Every line below that mentions the word "title" should be copied out.

THE DATA START

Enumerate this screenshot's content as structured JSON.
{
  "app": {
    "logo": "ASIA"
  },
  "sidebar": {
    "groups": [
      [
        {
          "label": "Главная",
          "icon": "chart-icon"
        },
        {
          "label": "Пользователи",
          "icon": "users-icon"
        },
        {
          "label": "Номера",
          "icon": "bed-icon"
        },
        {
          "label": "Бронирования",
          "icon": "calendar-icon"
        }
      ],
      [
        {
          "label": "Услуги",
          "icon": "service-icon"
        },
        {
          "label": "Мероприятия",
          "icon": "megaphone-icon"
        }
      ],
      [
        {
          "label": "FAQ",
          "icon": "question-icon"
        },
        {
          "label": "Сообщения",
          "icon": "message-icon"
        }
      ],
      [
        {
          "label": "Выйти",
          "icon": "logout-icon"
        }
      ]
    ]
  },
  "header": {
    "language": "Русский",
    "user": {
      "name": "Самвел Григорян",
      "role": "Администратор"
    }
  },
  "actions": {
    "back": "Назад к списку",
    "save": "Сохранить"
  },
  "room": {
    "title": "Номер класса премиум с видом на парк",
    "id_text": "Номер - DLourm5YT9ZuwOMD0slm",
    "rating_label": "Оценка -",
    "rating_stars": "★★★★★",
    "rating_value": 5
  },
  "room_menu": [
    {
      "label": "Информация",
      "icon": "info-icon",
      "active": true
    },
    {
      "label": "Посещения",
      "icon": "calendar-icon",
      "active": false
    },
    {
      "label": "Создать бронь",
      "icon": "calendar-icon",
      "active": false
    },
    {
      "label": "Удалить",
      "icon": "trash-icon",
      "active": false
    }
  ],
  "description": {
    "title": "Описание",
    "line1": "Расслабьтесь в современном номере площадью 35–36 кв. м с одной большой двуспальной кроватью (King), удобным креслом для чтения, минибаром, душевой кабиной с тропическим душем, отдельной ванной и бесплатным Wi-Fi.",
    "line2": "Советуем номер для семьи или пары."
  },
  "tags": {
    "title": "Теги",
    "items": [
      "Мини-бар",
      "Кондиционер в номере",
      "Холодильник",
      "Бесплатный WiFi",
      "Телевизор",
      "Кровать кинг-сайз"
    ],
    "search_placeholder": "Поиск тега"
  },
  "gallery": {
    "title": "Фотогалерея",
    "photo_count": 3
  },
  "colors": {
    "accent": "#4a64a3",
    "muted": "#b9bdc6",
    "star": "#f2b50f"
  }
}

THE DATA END

EXERCISE SOLUTION:
    "title": "Номер класса премиум с видом на парк",
    "title": "Описание",
    "title": "Теги",
    "title": "Фотогалерея",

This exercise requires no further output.